| WHAT YOU WILL DO |
Output every record word for word, minus the pictures.

*** Opening of RECORDED INFORMATION ***

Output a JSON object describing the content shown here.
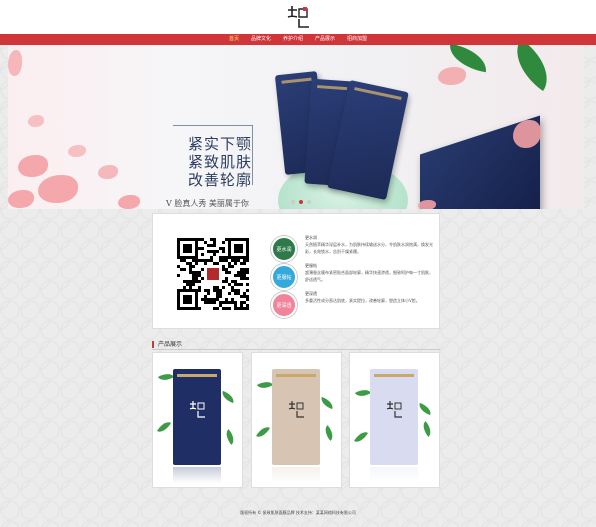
{
  "header": {
    "nav": [
      {
        "label": "首页",
        "active": true
      },
      {
        "label": "品牌文化",
        "active": false
      },
      {
        "label": "养护介绍",
        "active": false
      },
      {
        "label": "产品展示",
        "active": false
      },
      {
        "label": "招商加盟",
        "active": false
      }
    ]
  },
  "banner": {
    "slogan_lines": [
      "紧实下颚",
      "紧致肌肤",
      "改善轮廓"
    ],
    "tagline": "V 脸真人秀  美丽属于你",
    "slide_count": 3,
    "active_slide": 2
  },
  "info": {
    "features": [
      {
        "badge": "更水润",
        "color": "#2f7a4b",
        "title": "更水润",
        "text": "天然植萃精华深层补水，为肌肤持续输送水分，令肌肤水润饱满，焕发光彩，长效锁水，告别干燥紧绷。"
      },
      {
        "badge": "更服帖",
        "color": "#35a9d9",
        "title": "更服帖",
        "text": "超薄蚕丝膜布紧密贴合面部轮廓，精华快速渗透，细致呵护每一寸肌肤，舒适透气。"
      },
      {
        "badge": "更深透",
        "color": "#f0849a",
        "title": "更深透",
        "text": "多重活性成分直达肌底，紧实提拉，改善轮廓，塑造立体小V脸。"
      }
    ]
  },
  "products": {
    "title": "产品展示",
    "items": [
      {
        "name": "product-dark-blue",
        "color": "#1f2f66"
      },
      {
        "name": "product-beige",
        "color": "#d8c4b3"
      },
      {
        "name": "product-lavender",
        "color": "#d9dcf0"
      }
    ]
  },
  "footer": {
    "text": "版权所有 © 紧致肌肤面膜品牌  技术支持：某某网络科技有限公司"
  },
  "colors": {
    "brand_red": "#d0353a",
    "navy": "#1f2f66"
  }
}
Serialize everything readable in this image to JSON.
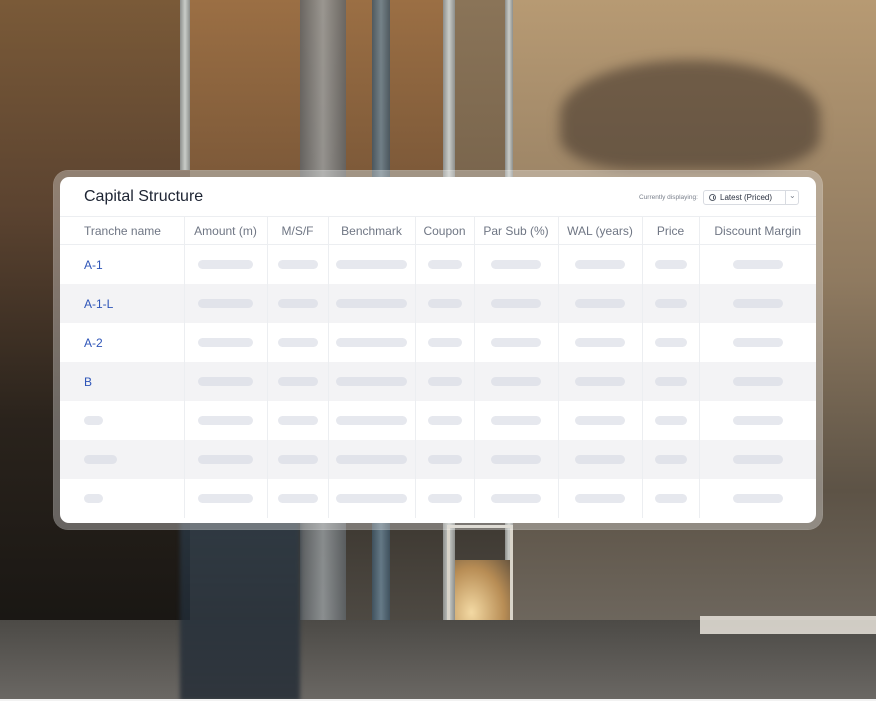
{
  "card": {
    "title": "Capital Structure",
    "display_label": "Currently displaying:",
    "display_select": {
      "value": "Latest (Priced)",
      "icon": "clock-icon"
    }
  },
  "table": {
    "columns": [
      "Tranche name",
      "Amount (m)",
      "M/S/F",
      "Benchmark",
      "Coupon",
      "Par Sub (%)",
      "WAL (years)",
      "Price",
      "Discount Margin"
    ],
    "rows": [
      {
        "tranche": "A-1"
      },
      {
        "tranche": "A-1-L"
      },
      {
        "tranche": "A-2"
      },
      {
        "tranche": "B"
      },
      {
        "tranche": ""
      },
      {
        "tranche": ""
      },
      {
        "tranche": ""
      }
    ]
  },
  "colors": {
    "accent": "#2e55b8",
    "skeleton": "#e6e8ee",
    "alt_row": "#f3f3f5"
  }
}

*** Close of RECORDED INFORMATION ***

| EXERCISE RESULT |
Output a JSON object describing the content shown here.
{
  "header": {
    "nav": [
      {
        "label": "首页",
        "active": true
      },
      {
        "label": "品牌文化",
        "active": false
      },
      {
        "label": "养护介绍",
        "active": false
      },
      {
        "label": "产品展示",
        "active": false
      },
      {
        "label": "招商加盟",
        "active": false
      }
    ]
  },
  "banner": {
    "slogan_lines": [
      "紧实下颚",
      "紧致肌肤",
      "改善轮廓"
    ],
    "tagline": "V 脸真人秀  美丽属于你",
    "slide_count": 3,
    "active_slide": 2
  },
  "info": {
    "features": [
      {
        "badge": "更水润",
        "color": "#2f7a4b",
        "title": "更水润",
        "text": "天然植萃精华深层补水，为肌肤持续输送水分，令肌肤水润饱满，焕发光彩，长效锁水，告别干燥紧绷。"
      },
      {
        "badge": "更服帖",
        "color": "#35a9d9",
        "title": "更服帖",
        "text": "超薄蚕丝膜布紧密贴合面部轮廓，精华快速渗透，细致呵护每一寸肌肤，舒适透气。"
      },
      {
        "badge": "更深透",
        "color": "#f0849a",
        "title": "更深透",
        "text": "多重活性成分直达肌底，紧实提拉，改善轮廓，塑造立体小V脸。"
      }
    ]
  },
  "products": {
    "title": "产品展示",
    "items": [
      {
        "name": "product-dark-blue",
        "color": "#1f2f66"
      },
      {
        "name": "product-beige",
        "color": "#d8c4b3"
      },
      {
        "name": "product-lavender",
        "color": "#d9dcf0"
      }
    ]
  },
  "footer": {
    "text": "版权所有 © 紧致肌肤面膜品牌  技术支持：某某网络科技有限公司"
  },
  "colors": {
    "brand_red": "#d0353a",
    "navy": "#1f2f66"
  }
}
Serialize everything readable in this image to JSON.
{
  "card": {
    "title": "Capital Structure",
    "display_label": "Currently displaying:",
    "display_select": {
      "value": "Latest (Priced)",
      "icon": "clock-icon"
    }
  },
  "table": {
    "columns": [
      "Tranche name",
      "Amount (m)",
      "M/S/F",
      "Benchmark",
      "Coupon",
      "Par Sub (%)",
      "WAL (years)",
      "Price",
      "Discount Margin"
    ],
    "rows": [
      {
        "tranche": "A-1"
      },
      {
        "tranche": "A-1-L"
      },
      {
        "tranche": "A-2"
      },
      {
        "tranche": "B"
      },
      {
        "tranche": ""
      },
      {
        "tranche": ""
      },
      {
        "tranche": ""
      }
    ]
  },
  "colors": {
    "accent": "#2e55b8",
    "skeleton": "#e6e8ee",
    "alt_row": "#f3f3f5"
  }
}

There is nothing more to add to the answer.